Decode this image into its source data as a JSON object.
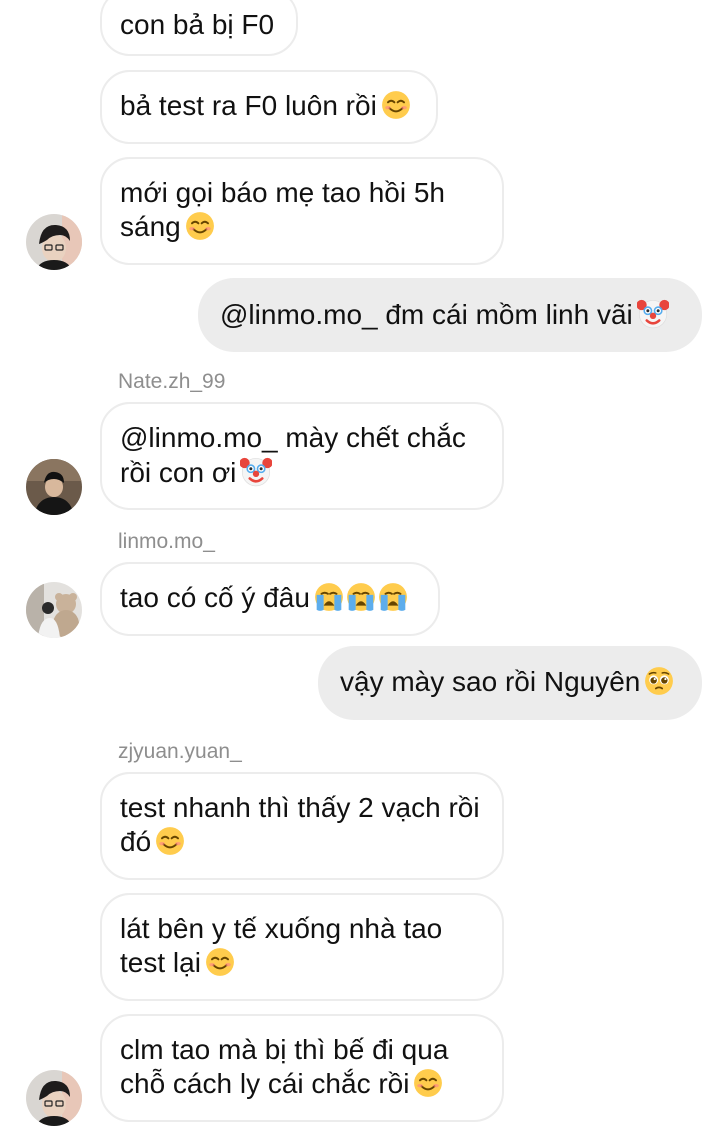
{
  "messages": [
    {
      "text": "con bả bị F0"
    },
    {
      "text": "bả test ra F0 luôn rồi",
      "emoji": "smiling-face-icon"
    },
    {
      "line1": "mới gọi báo mẹ tao hồi 5h",
      "line2": "sáng",
      "emoji": "smiling-face-icon"
    },
    {
      "text": "@linmo.mo_ đm cái mồm linh vãi",
      "emoji": "clown-face-icon"
    },
    {
      "sender": "Nate.zh_99",
      "line1": "@linmo.mo_ mày chết chắc",
      "line2": "rồi con ơi",
      "emoji": "clown-face-icon"
    },
    {
      "sender": "linmo.mo_",
      "text": "tao có cố ý đâu",
      "emoji": "loudly-crying-face-icon x3"
    },
    {
      "text": "vậy mày sao rồi Nguyên",
      "emoji": "pleading-face-icon"
    },
    {
      "sender": "zjyuan.yuan_",
      "line1": "test nhanh thì thấy 2 vạch rồi",
      "line2": "đó",
      "emoji": "smiling-face-icon"
    },
    {
      "line1": "lát bên y tế xuống nhà tao",
      "line2": "test lại",
      "emoji": "smiling-face-icon"
    },
    {
      "line1": "clm tao mà bị thì bế đi qua",
      "line2": "chỗ cách ly cái chắc rồi",
      "emoji": "smiling-face-icon"
    }
  ],
  "colors": {
    "incoming_border": "#ececec",
    "outgoing_bg": "#ececec",
    "sender_text": "#8e8e8e",
    "text": "#111111"
  }
}
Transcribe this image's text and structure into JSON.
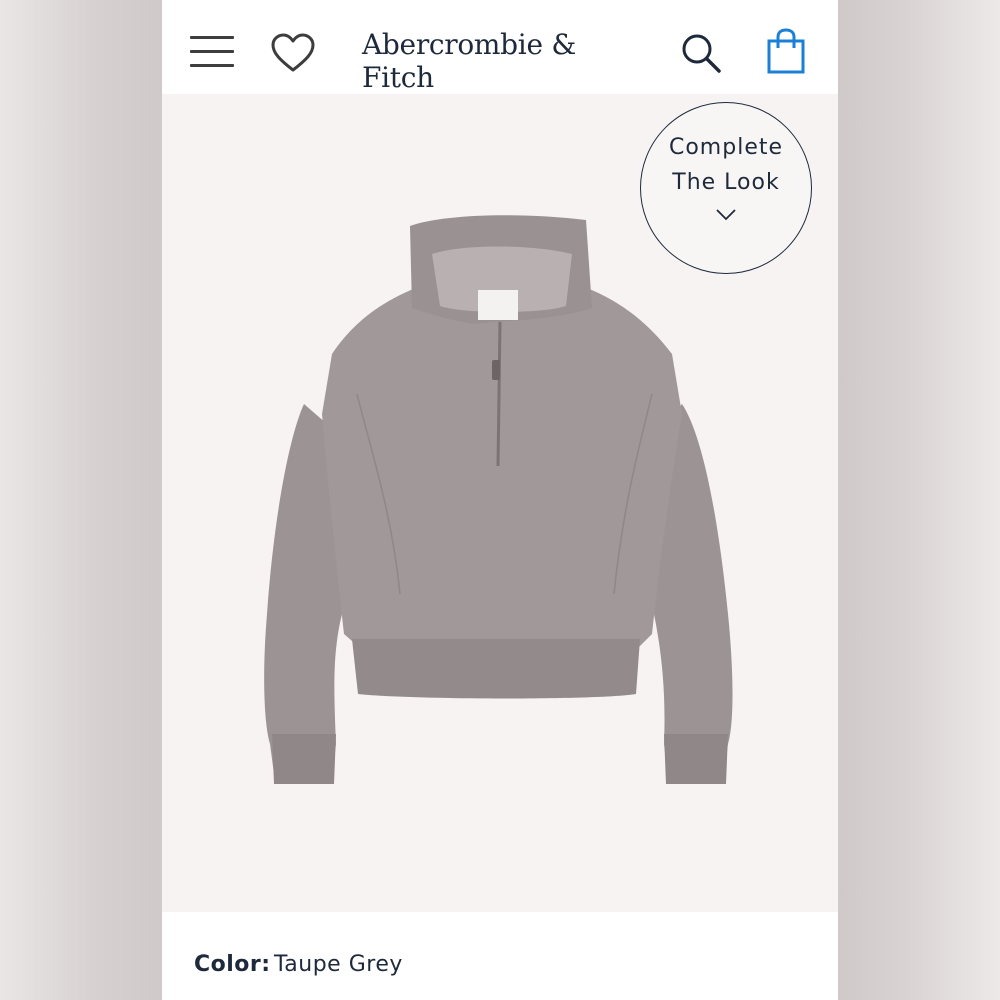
{
  "header": {
    "brand": "Abercrombie & Fitch",
    "menu_icon": "menu-icon",
    "wishlist_icon": "heart-icon",
    "search_icon": "search-icon",
    "bag_icon": "shopping-bag-icon",
    "bag_color": "#1a7fd6"
  },
  "product": {
    "complete_look": {
      "line1": "Complete",
      "line2": "The Look",
      "icon": "chevron-down-icon"
    },
    "color_label": "Color:",
    "color_value": "Taupe Grey",
    "sweater_color": "#9a9192"
  }
}
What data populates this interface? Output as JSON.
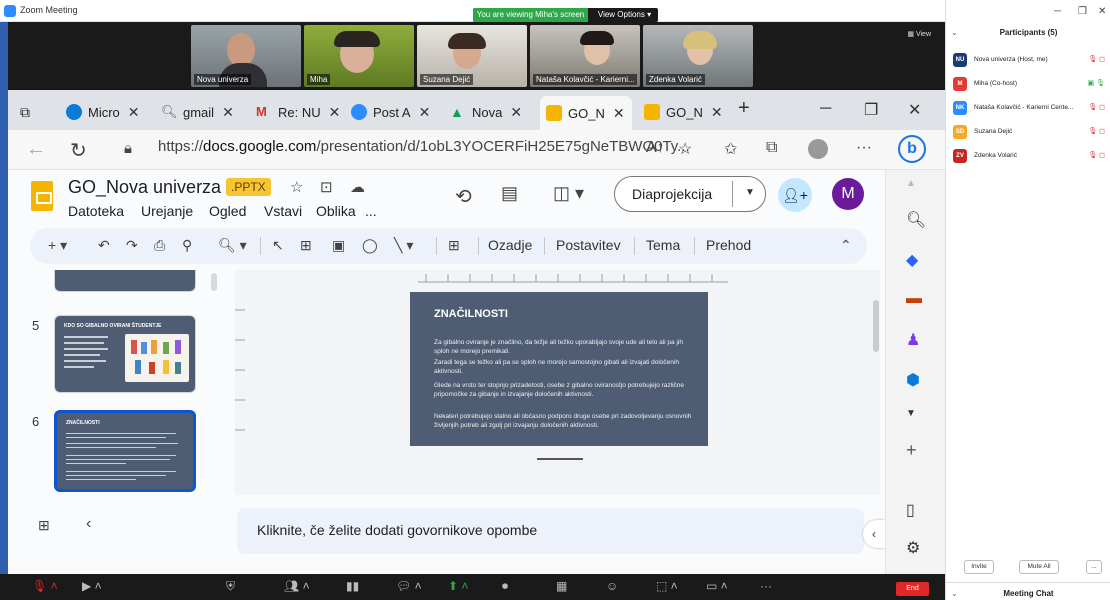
{
  "zoom": {
    "window_title": "Zoom Meeting",
    "viewing_banner": "You are viewing Miha's screen",
    "view_options": "View Options",
    "gallery_view_label": "View",
    "gallery": [
      {
        "name": "Nova univerza"
      },
      {
        "name": "Miha"
      },
      {
        "name": "Suzana Dejić"
      },
      {
        "name": "Nataša Kolavčić - Karierni..."
      },
      {
        "name": "Zdenka Volarić"
      }
    ],
    "end_label": "End",
    "bottom_icons": [
      "mic-muted-icon",
      "video-icon",
      "security-icon",
      "participants-icon",
      "polls-icon",
      "chat-icon",
      "share-screen-icon",
      "record-icon",
      "breakout-rooms-icon",
      "reactions-icon",
      "apps-icon",
      "whiteboards-icon",
      "more-icon"
    ]
  },
  "participants_panel": {
    "title": "Participants (5)",
    "people": [
      {
        "initials": "NU",
        "name": "Nova univerza (Host, me)",
        "color": "#1f3b73"
      },
      {
        "initials": "M",
        "name": "Miha (Co-host)",
        "color": "#e53935"
      },
      {
        "initials": "NK",
        "name": "Nataša Kolavčić - Karierni Cente...",
        "color": "#2d8cff"
      },
      {
        "initials": "SD",
        "name": "Suzana Dejić",
        "color": "#f9a825"
      },
      {
        "initials": "ZV",
        "name": "Zdenka Volarić",
        "color": "#c62828"
      }
    ],
    "invite_label": "Invite",
    "mute_all_label": "Mute All",
    "more_label": "...",
    "meeting_chat_label": "Meeting Chat"
  },
  "browser": {
    "tabs": [
      {
        "label": "Micro",
        "icon_color": "#0a7bd8"
      },
      {
        "label": "gmail",
        "icon_color": "#5f6368"
      },
      {
        "label": "Re: NU",
        "icon_color": "#d93025"
      },
      {
        "label": "Post A",
        "icon_color": "#2d8cff"
      },
      {
        "label": "Nova",
        "icon_color": "#0f9d58"
      },
      {
        "label": "GO_N",
        "icon_color": "#f4b400"
      },
      {
        "label": "GO_N",
        "icon_color": "#f4b400"
      }
    ],
    "url_prefix": "https://",
    "url_host": "docs.google.com",
    "url_path": "/presentation/d/1obL3YOCERFiH25E75gNeTBWO0Ty..."
  },
  "docs": {
    "title": "GO_Nova univerza",
    "badge": ".PPTX",
    "menus": [
      "Datoteka",
      "Urejanje",
      "Ogled",
      "Vstavi",
      "Oblika",
      "..."
    ],
    "slideshow_label": "Diaprojekcija",
    "avatar_letter": "M",
    "toolbar_text": [
      "Ozadje",
      "Postavitev",
      "Tema",
      "Prehod"
    ],
    "slides": [
      {
        "number": "5",
        "title": "KDO SO GIBALNO OVIRANI ŠTUDENTJE"
      },
      {
        "number": "6",
        "title": "ZNAČILNOSTI"
      }
    ],
    "current_slide": {
      "title": "ZNAČILNOSTI",
      "paragraphs": [
        "Za gibalno oviranje je značilno, da težje ali težko uporabljajo svoje ude ali telo ali pa jih sploh ne morejo premikati.",
        "Zaradi tega se težko ali pa se sploh ne morejo samostojno gibati ali izvajati določenih aktivnosti.",
        "Glede na vrsto ter stopnjo prizadetosti, osebe z gibalno oviranostjo potrebujejo različne pripomočke za gibanje in izvajanje določenih aktivnosti.",
        "Nekateri potrebujejo stalno ali občasno podporo druge osebe pri zadovoljevanju osnovnih življenjih potreb ali zgolj pri izvajanju določenih aktivnosti."
      ]
    },
    "notes_placeholder": "Kliknite, če želite dodati govornikove opombe"
  }
}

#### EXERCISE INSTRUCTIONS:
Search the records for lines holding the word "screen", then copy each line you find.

#### RESPONSE TO THIS TASK:
    "viewing_banner": "You are viewing Miha's screen",
      "share-screen-icon",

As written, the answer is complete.